▶ _Problem to solve_
Set all the entries down again, unaltered.

▶ _Input for this task_
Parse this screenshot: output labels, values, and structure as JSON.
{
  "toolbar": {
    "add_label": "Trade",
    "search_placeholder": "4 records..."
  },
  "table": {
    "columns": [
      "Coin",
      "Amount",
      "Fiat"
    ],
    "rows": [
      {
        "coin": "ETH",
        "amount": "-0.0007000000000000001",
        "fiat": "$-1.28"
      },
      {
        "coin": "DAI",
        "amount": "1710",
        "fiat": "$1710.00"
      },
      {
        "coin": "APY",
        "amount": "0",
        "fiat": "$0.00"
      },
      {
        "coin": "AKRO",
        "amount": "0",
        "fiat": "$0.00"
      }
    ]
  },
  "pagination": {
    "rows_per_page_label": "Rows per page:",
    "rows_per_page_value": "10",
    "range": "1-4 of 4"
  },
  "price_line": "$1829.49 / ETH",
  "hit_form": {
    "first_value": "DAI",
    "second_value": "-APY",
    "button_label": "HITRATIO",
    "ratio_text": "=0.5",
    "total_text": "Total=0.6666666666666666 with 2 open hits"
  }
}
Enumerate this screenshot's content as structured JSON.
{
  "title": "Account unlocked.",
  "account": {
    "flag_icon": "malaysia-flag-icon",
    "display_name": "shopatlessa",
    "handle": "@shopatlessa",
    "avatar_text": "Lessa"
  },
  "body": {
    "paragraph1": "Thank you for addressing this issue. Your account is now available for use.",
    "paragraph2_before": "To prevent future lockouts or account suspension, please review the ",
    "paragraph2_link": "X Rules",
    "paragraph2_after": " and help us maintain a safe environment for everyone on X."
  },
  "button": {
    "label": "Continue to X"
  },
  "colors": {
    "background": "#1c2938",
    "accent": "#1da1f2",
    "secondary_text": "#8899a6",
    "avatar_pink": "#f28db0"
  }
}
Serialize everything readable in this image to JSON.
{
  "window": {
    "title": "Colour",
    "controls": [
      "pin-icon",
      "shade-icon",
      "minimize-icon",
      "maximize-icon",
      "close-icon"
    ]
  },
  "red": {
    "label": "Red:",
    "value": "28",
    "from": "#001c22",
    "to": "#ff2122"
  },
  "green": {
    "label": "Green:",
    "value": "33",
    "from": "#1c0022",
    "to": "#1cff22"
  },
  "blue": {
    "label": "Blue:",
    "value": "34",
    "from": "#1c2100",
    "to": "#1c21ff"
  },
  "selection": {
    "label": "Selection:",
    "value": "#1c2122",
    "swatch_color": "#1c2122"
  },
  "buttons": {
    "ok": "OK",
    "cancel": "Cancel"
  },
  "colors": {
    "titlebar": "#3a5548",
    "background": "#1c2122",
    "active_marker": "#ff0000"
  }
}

▶ _Written response_
Parse this screenshot: output labels, values, and structure as JSON.
{
  "toolbar": {
    "add_label": "Trade",
    "search_placeholder": "4 records..."
  },
  "table": {
    "columns": [
      "Coin",
      "Amount",
      "Fiat"
    ],
    "rows": [
      {
        "coin": "ETH",
        "amount": "-0.0007000000000000001",
        "fiat": "$-1.28"
      },
      {
        "coin": "DAI",
        "amount": "1710",
        "fiat": "$1710.00"
      },
      {
        "coin": "APY",
        "amount": "0",
        "fiat": "$0.00"
      },
      {
        "coin": "AKRO",
        "amount": "0",
        "fiat": "$0.00"
      }
    ]
  },
  "pagination": {
    "rows_per_page_label": "Rows per page:",
    "rows_per_page_value": "10",
    "range": "1-4 of 4"
  },
  "price_line": "$1829.49 / ETH",
  "hit_form": {
    "first_value": "DAI",
    "second_value": "-APY",
    "button_label": "HITRATIO",
    "ratio_text": "=0.5",
    "total_text": "Total=0.6666666666666666 with 2 open hits"
  }
}
Enumerate this screenshot's content as structured JSON.
{
  "title": "Account unlocked.",
  "account": {
    "flag_icon": "malaysia-flag-icon",
    "display_name": "shopatlessa",
    "handle": "@shopatlessa",
    "avatar_text": "Lessa"
  },
  "body": {
    "paragraph1": "Thank you for addressing this issue. Your account is now available for use.",
    "paragraph2_before": "To prevent future lockouts or account suspension, please review the ",
    "paragraph2_link": "X Rules",
    "paragraph2_after": " and help us maintain a safe environment for everyone on X."
  },
  "button": {
    "label": "Continue to X"
  },
  "colors": {
    "background": "#1c2938",
    "accent": "#1da1f2",
    "secondary_text": "#8899a6",
    "avatar_pink": "#f28db0"
  }
}
Serialize everything readable in this image to JSON.
{
  "window": {
    "title": "Colour",
    "controls": [
      "pin-icon",
      "shade-icon",
      "minimize-icon",
      "maximize-icon",
      "close-icon"
    ]
  },
  "red": {
    "label": "Red:",
    "value": "28",
    "from": "#001c22",
    "to": "#ff2122"
  },
  "green": {
    "label": "Green:",
    "value": "33",
    "from": "#1c0022",
    "to": "#1cff22"
  },
  "blue": {
    "label": "Blue:",
    "value": "34",
    "from": "#1c2100",
    "to": "#1c21ff"
  },
  "selection": {
    "label": "Selection:",
    "value": "#1c2122",
    "swatch_color": "#1c2122"
  },
  "buttons": {
    "ok": "OK",
    "cancel": "Cancel"
  },
  "colors": {
    "titlebar": "#3a5548",
    "background": "#1c2122",
    "active_marker": "#ff0000"
  }
}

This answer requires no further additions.